of Appeals, issued a Final Arbitration Order on March 30,
2018. Dkt. No. 10-4 at 72. The arbitrator, in relevant part,
ruled as follows:
(1) “[T]he parking plan, ” i.e., the
gate and valet measures, is “unreasonable and
inconsistent with and/or not allowed by the governing
documents of the Resort” because the plan
“unfairly, unreasonably, and inappropriately
disadvantaged commercial Unit 16A” by restricting
common element parking available for Unit 16A patrons. Dkt.
No. 10-4 at 5, 9, 11, 13-14.
(2) An injunction was issued in favor of the “the
owners of Unit 16A, ” prohibiting the AOAO from using
the “current parking gate system, ” but the AOAO
Board “may, however, establish a valet parking system,
as long as all valet parking charges are charged strictly as
common area maintenance to all owners, according to their . .
. common area maintenance/common interest percentage.”
Id. at 5-6, 17-20.
(3) The Sciottos and the Colsons were awarded damages for the
valet charges they paid. Id. at 6, 28. The other
damages claimed by Plaintiffs and HBR were

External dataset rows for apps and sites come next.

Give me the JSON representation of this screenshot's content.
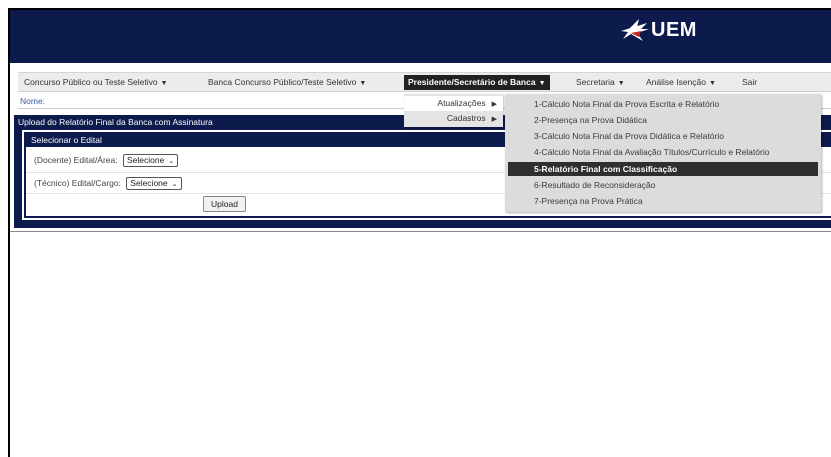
{
  "header": {
    "logo_text": "UEM",
    "colors": {
      "header_bg": "#0c1a4c",
      "active_bg": "#2f2f2f"
    }
  },
  "nav": {
    "items": [
      {
        "label": "Concurso Público ou Teste Seletivo",
        "icon": "caret-down-icon"
      },
      {
        "label": "Banca Concurso Público/Teste Seletivo",
        "icon": "caret-down-icon"
      },
      {
        "label": "Presidente/Secretário de Banca",
        "icon": "caret-down-icon",
        "active": true
      },
      {
        "label": "Secretaria",
        "icon": "caret-down-icon"
      },
      {
        "label": "Análise Isenção",
        "icon": "caret-down-icon"
      },
      {
        "label": "Sair"
      }
    ]
  },
  "nome": {
    "label": "Nome:"
  },
  "panel": {
    "title": "Upload do Relatório Final da Banca com Assinatura",
    "section_title": "Selecionar o Edital",
    "docente_label": "(Docente) Edital/Área:",
    "docente_select": "Selecione",
    "tecnico_label": "(Técnico) Edital/Cargo:",
    "tecnico_select": "Selecione",
    "upload_label": "Upload"
  },
  "submenu_level1": {
    "items": [
      {
        "label": "Atualizações",
        "icon": "caret-right-icon",
        "active": true
      },
      {
        "label": "Cadastros",
        "icon": "caret-right-icon"
      }
    ]
  },
  "submenu_level2": {
    "items": [
      {
        "label": "1-Cálculo Nota Final da Prova Escrita e Relatório"
      },
      {
        "label": "2-Presença na Prova Didática"
      },
      {
        "label": "3-Cálculo Nota Final da Prova Didática e Relatório"
      },
      {
        "label": "4-Cálculo Nota Final da Avaliação Títulos/Currículo e Relatório"
      },
      {
        "label": "5-Relatório Final com Classificação",
        "selected": true
      },
      {
        "label": "6-Resultado de Reconsideração"
      },
      {
        "label": "7-Presença na Prova Prática"
      }
    ]
  }
}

“speculative, unproven, or unavailable, and
rejected.” Id. at 6; see Id. at
(4) The AOAO's “lien” for the unpaid valet
parking costs and interest imposed on the owners of Unit 16A
“is unenforceable and void.” Id. at 27.
The other fines or assessments imposed on Unit 16A for a sign
opposing the parking situation, awning(s), a construction
container, and Christmas lights are “unreasonable and
unenforceable” and the AOAO was ordered to expunge the
associated liens. Dkt. No. 10-4 at 7, 37-45, 47-48.
(5) The unpaid assessments imposed on Unit 16A for
landscaping and insurance premiums were valid and the AOAO
was awarded damages in the form of a setoff against the
amounts awarded to the Sciottos and the Colsons. Id.
at 7, 45-46, 48-49.
(6) By instituting the parking policy, the AOAO
“breached a fiduciary duty” owed to the owners of
Unit 16A, but no additional damages were awarded.
Id. at 60.
(7) Plaintiffs and HBR failed to establish that they were
“entitled to any relief with regard to the
lockouts.” Id. at 6, 34-36.
(8) The AOAO is not required to “provide for or build
additional parking.” Id. at 7, 51-53.
(9) Plaintiffs' and HBR's claims for negligence,
gross negligence, organized crime/racketeering, and unfair
competition, failed because there was either no legal basis
for the claim or the claim was unsupported by the facts.
Id. at 7, 61-62.
each party prevailed on some issues, the arbitrator found
that “on balance” the Sciottos and the Colsons
(the owners of Unit 16A) were the prevailing parties, and
thus, the arbitrator required the AOAO to pay the
attorneys' fees for the Sciottos and the Colsons. Dkt.
No. 10-4 at 8, 70-71.
parties then jointly requested an order confirming the Final
Arbitration Award in state court, Dkt. No. 10-13, and
subsequently filed a notice acknowledging complete
satisfaction of the monetary amount awarded by the
arbitrator. Dkt. No. 10-14. On September 20, 2018, the state
court entered judgment. Dkt. No. 10-15. No. appeal was filed.